Monday, January 01, 2018, 06:29 am PT (09:29 am ET)
In an effort to grow services revenue, in 2017 Apple released the Apple TV 4K to support higher resolution televisions, and started investing heavily in video programming for the future.
Editor's note: This is the latest installment in AppleInsider's 2017 Year in Review series, recapping the biggest trends for Apple that carried throughout the year.
In 2015, Apple rolled out the fourth-generation Apple TV. While still a notable expansion upon the third generation unit because of the inclusion of user-installable apps, the biggest complaint about the unit was the lack of 4K support.
During the iPhone 8 and iPhone X rollout event, Apple rectified the 4K omission. The Apple TV 4K uses the A10X Fusion processor, has 3 gigabytes of RAM, and either 32 or 64 gigabytes of storage. This all connects to the world either with 802.11ac Wi-Fi or a new Gigabit Ethernet Port, as well as HDMI 2.0.
But, not only is the Apple TV 4K, well, 4K, it brought along HDR.
For some, it still isn't the one box to rule them all. Dolby Atmos isn't included at present —but Apple has said that it is on the way. Samsung's HDR10+ will probably never come. The device's $179 price took some heat at launch too, but considering the original Apple TV in January 2007 shipped for $299, that seems pretty reasonable to us.
We here at AppleInsider really like the Apple TV 4K . If you want a set-it-and-forget-it box for your 4K television, HDR or not, and you have at least one other Apple device, get the new Apple TV 4K. There is little to not like about it.
Even if you don't have 4K, you're future-proofed for a few years at least and the power of the A10X is nice.
The second and third generation Apple TV had Apple-blessed services. Things like Netflix, MLB.TV and more were available, with Apple pushing new channels to user's devices.
The fourth-generation device opened that up to all developers, and not just a blessed few. Netflix moved from a service to an app, and just about every other streaming service did too. The end of 2017 also saw Amazon finallyrelease its own app for Prime Video, after holding out for two years —all the while not selling the Apple TV because of "customer confusion."
It also opened the door for third-party video players and streamers like Plex and VLC —making it a more flexible device overall.
Apple has been selling movies through iTunes for a long time. At a single click or tap, a wide array of Hollywood blockbusters were and are available for streaming or download to a device.
However, with the appearance of 4K HDR video, Apple decided that it wouldn't allow downloads of the 4K files to iTunes for later streaming. Whether this is an Apple decision, or one foisted upon them by the studios is unclear.
On one hand, a 4K video won't take up massive amounts of storage space, since the H.265 4K videos are in excess of 5GB per hour of content. On the other, customers with capped bandwidth are going to have a problem if they watch a lot of 4K video.
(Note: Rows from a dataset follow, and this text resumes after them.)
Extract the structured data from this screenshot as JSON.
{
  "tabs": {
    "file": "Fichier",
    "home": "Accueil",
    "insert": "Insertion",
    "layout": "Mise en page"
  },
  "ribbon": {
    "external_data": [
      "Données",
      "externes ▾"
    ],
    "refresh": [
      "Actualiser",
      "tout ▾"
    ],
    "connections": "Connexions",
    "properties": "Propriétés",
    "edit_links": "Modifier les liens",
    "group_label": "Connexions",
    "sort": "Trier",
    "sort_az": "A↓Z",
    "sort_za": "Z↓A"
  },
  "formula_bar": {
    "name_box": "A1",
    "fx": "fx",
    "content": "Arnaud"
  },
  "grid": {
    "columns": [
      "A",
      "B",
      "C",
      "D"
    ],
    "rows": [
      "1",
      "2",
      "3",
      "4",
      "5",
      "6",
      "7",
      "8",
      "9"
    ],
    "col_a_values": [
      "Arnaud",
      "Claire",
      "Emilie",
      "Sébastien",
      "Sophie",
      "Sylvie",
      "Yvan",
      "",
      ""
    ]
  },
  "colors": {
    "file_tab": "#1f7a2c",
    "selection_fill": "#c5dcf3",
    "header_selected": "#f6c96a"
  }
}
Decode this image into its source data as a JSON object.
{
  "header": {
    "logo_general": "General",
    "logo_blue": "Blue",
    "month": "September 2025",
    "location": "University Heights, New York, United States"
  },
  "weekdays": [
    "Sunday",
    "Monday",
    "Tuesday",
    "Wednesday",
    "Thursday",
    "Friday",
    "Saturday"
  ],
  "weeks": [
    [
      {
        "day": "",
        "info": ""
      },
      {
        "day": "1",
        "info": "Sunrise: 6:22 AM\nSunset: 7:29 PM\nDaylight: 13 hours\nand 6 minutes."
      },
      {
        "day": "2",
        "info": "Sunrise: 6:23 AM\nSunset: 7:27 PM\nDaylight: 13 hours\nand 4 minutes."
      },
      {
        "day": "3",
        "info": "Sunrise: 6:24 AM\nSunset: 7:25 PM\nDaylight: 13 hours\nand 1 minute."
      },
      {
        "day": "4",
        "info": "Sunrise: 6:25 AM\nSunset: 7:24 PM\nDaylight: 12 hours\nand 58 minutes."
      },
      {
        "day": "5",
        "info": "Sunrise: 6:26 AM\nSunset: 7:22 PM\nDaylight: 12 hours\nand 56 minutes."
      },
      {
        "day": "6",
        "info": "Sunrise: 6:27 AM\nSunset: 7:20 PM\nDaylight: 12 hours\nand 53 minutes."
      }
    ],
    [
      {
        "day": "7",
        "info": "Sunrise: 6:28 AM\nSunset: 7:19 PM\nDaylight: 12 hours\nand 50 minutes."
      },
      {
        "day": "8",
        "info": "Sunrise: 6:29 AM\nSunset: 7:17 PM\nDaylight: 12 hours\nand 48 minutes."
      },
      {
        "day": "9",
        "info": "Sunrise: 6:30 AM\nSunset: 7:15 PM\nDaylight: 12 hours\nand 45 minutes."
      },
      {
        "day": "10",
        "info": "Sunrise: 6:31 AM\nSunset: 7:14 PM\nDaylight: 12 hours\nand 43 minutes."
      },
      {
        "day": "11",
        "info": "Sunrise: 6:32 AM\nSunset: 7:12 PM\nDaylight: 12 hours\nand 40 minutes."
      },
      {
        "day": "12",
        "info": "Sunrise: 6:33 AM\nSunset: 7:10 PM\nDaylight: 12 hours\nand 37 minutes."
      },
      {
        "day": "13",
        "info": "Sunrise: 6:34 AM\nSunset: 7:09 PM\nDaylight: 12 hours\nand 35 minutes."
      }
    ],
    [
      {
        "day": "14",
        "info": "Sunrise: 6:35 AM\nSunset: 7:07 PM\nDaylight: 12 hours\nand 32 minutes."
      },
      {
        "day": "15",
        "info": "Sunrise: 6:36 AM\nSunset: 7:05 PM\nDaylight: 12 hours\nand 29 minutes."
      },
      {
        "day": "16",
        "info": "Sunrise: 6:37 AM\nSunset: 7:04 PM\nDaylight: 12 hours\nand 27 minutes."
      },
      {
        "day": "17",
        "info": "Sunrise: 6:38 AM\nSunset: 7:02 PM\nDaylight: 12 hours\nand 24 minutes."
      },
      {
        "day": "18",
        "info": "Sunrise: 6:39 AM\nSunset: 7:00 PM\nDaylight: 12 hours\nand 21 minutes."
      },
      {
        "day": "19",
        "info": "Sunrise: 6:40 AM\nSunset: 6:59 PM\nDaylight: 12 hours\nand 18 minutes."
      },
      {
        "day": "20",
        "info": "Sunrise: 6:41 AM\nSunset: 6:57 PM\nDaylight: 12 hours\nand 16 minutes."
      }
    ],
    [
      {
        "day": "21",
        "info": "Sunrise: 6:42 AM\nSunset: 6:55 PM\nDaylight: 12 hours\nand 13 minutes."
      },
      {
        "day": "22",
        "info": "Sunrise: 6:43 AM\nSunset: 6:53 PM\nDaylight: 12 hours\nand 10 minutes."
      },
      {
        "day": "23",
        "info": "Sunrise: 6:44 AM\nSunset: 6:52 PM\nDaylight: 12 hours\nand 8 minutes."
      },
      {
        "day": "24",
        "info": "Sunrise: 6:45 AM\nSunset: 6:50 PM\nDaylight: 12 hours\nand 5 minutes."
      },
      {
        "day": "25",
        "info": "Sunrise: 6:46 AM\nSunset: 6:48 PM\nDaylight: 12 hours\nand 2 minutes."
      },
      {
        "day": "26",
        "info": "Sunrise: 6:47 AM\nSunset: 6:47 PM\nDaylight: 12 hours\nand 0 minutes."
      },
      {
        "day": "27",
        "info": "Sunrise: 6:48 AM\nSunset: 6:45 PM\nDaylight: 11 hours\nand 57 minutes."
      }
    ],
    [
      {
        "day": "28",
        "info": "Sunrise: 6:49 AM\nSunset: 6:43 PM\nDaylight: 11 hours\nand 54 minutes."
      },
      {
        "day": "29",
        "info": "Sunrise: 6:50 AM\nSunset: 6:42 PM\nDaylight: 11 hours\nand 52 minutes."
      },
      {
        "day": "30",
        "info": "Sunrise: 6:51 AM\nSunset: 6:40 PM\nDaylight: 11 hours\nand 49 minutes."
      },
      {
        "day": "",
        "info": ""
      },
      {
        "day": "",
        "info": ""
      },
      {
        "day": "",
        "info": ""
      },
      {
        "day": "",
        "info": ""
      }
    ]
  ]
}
Also, Apple recommends 25Mbit download speeds at a minimum. If you can't make that kind of speed, you won't get the 4K stream.
In 2017, Apple rolled out some of its own unique video content. What we got, wasn't that good.
"Planet of the Apps" was early in the year, and was widely panned. Apple's interpretation of James Corden's "Carpool Karaoke" wasn't much better.
This isn't the end of Apple-produced video content, though. After a rash of executive hirings from a number of Hollywood studios, Apple has a lot on tap.
Zack Van Amburg and Jamie Erlicht, formerly ofSony Television are said to be tasked with securing "around a dozen" original TV shows, with four of them known.
Arecent move by Apple in sourcing unique content is a new morning show-related drama starring Jennifer Aniston and Reese Witherspoon. Also, Apple has reportedly given a blank check to Drake to produce whatever shows or movies he wants.
In October, Apple signed a deal with Amblin Television and NBCUniversal to revive "Amazing Stories," an anthology science fiction series created by Steven Spielberg that ran for two seasons in the 1980s. Apple is expected to air 10 episodes, spending over $5 million on each show.
More recently, Apple signed a deal with "Star Trek" and "Battlestar Galactica" reboot alum Ronald D. Moore to pen a new space drama .
All four ventures are believed to be part of a broader $1 billion investment in original video programming, concentrating on big-budget dramas similar to "Breaking Bad" or "Game of Thrones" in impact, if not in explicit content.
Steve Jobs famously said that the Apple TV was a "hobby" product for the company. Apple isn't talking about sales numbers, but given the update to 4K with HDR in 2017, it clearly isn't that anymore.
But, how much of Apple's business remains to be seen. Video is obviously part of Apple's services growth plan —which has worked out pretty well so far.
If even some of Apple's big-name video products work out in 2018, the hobby will have paid off.